Lines before the one with "Enumerate this screenshot's" are left out; return that line and all that follow it, exactly, through the end of the data.

» The data:
>>>>

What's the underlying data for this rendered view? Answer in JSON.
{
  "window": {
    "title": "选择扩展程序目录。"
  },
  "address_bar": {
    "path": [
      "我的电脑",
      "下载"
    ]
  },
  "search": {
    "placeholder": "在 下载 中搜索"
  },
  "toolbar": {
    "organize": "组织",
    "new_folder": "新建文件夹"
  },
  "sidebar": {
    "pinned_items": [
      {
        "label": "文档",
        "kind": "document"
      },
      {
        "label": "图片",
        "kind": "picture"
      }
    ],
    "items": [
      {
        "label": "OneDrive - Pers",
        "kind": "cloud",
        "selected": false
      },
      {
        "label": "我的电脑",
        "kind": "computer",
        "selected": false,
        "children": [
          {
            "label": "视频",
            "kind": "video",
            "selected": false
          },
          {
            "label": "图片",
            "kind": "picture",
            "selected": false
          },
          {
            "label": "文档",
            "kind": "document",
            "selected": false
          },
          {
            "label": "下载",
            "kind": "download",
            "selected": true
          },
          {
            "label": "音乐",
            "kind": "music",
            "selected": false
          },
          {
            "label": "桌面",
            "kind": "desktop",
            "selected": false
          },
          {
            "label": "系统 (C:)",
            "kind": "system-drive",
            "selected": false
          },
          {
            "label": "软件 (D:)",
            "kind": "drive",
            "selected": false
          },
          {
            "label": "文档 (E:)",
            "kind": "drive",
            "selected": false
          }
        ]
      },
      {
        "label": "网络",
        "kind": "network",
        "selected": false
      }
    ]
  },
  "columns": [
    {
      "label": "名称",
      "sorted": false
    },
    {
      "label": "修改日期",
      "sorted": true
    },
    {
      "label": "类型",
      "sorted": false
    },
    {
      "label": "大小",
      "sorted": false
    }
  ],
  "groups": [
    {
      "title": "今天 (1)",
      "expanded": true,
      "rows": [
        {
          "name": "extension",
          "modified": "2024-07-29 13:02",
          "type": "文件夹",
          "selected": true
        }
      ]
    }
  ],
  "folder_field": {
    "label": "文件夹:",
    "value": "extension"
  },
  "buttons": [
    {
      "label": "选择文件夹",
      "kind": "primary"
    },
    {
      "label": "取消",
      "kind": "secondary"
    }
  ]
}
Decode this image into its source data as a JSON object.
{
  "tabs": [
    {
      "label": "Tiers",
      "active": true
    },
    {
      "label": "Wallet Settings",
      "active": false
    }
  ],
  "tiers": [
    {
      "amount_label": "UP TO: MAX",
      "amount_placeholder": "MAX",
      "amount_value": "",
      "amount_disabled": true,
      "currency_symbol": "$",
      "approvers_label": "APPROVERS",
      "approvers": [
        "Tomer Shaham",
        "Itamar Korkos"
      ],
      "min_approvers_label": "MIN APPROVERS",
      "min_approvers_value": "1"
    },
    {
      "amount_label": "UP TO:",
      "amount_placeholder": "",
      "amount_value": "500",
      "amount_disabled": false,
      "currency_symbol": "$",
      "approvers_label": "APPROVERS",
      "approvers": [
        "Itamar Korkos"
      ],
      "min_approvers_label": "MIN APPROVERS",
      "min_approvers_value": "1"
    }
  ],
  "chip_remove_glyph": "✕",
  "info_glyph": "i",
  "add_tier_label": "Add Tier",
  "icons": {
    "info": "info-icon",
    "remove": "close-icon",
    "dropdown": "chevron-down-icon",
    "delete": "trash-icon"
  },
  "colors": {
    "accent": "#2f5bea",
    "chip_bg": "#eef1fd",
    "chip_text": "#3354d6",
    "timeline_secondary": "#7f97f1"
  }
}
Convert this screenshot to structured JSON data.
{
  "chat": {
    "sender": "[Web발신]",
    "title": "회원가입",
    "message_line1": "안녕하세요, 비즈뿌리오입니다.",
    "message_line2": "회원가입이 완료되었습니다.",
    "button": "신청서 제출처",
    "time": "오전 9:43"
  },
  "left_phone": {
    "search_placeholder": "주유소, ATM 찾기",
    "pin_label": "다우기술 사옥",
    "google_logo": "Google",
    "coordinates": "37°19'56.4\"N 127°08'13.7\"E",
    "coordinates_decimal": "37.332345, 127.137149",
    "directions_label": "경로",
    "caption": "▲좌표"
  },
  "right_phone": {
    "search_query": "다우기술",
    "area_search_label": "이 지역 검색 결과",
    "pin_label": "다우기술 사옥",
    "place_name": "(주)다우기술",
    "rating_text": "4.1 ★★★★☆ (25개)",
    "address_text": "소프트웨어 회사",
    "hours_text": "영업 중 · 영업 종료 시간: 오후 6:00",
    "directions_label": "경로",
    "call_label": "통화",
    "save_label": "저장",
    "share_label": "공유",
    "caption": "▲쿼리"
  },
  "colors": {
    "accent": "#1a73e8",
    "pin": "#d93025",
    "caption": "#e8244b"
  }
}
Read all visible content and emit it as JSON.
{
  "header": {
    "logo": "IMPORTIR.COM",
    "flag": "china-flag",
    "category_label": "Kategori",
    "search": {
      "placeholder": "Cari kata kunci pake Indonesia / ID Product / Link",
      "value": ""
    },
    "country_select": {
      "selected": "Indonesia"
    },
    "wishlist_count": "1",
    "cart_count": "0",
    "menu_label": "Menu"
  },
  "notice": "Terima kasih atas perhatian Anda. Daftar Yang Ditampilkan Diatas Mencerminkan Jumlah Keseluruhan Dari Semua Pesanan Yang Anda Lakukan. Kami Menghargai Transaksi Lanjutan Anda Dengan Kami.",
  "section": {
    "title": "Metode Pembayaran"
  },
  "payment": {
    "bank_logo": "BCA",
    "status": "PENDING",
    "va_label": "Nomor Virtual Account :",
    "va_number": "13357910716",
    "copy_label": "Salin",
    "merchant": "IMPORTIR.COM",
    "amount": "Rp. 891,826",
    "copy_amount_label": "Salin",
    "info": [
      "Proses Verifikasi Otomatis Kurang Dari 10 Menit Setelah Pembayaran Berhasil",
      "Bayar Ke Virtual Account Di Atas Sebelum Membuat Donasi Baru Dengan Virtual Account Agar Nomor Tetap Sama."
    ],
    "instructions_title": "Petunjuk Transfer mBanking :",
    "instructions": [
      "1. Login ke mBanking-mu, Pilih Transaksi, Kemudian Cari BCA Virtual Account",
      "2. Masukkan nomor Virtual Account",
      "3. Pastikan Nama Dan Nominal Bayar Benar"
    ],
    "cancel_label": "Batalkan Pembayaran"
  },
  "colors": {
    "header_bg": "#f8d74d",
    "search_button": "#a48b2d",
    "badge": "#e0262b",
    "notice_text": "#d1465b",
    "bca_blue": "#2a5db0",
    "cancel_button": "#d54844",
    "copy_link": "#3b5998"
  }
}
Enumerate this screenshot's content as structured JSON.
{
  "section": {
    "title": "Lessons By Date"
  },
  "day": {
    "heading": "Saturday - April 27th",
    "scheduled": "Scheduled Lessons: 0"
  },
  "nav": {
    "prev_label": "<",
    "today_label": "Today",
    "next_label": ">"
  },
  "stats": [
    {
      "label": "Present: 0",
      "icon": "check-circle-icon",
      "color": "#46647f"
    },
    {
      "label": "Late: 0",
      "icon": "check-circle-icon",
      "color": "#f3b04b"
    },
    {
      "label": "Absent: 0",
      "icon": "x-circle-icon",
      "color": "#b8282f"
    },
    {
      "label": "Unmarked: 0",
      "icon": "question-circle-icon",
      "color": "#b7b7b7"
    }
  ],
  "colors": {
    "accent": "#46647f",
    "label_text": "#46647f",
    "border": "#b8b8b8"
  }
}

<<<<

» Your solution:
Enumerate this screenshot's content as structured JSON.
{
  "section": {
    "title": "Lessons By Date"
  },
  "day": {
    "heading": "Saturday - April 27th",
    "scheduled": "Scheduled Lessons: 0"
  },
  "nav": {
    "prev_label": "<",
    "today_label": "Today",
    "next_label": ">"
  },
  "stats": [
    {
      "label": "Present: 0",
      "icon": "check-circle-icon",
      "color": "#46647f"
    },
    {
      "label": "Late: 0",
      "icon": "check-circle-icon",
      "color": "#f3b04b"
    },
    {
      "label": "Absent: 0",
      "icon": "x-circle-icon",
      "color": "#b8282f"
    },
    {
      "label": "Unmarked: 0",
      "icon": "question-circle-icon",
      "color": "#b7b7b7"
    }
  ],
  "colors": {
    "accent": "#46647f",
    "label_text": "#46647f",
    "border": "#b8b8b8"
  }
}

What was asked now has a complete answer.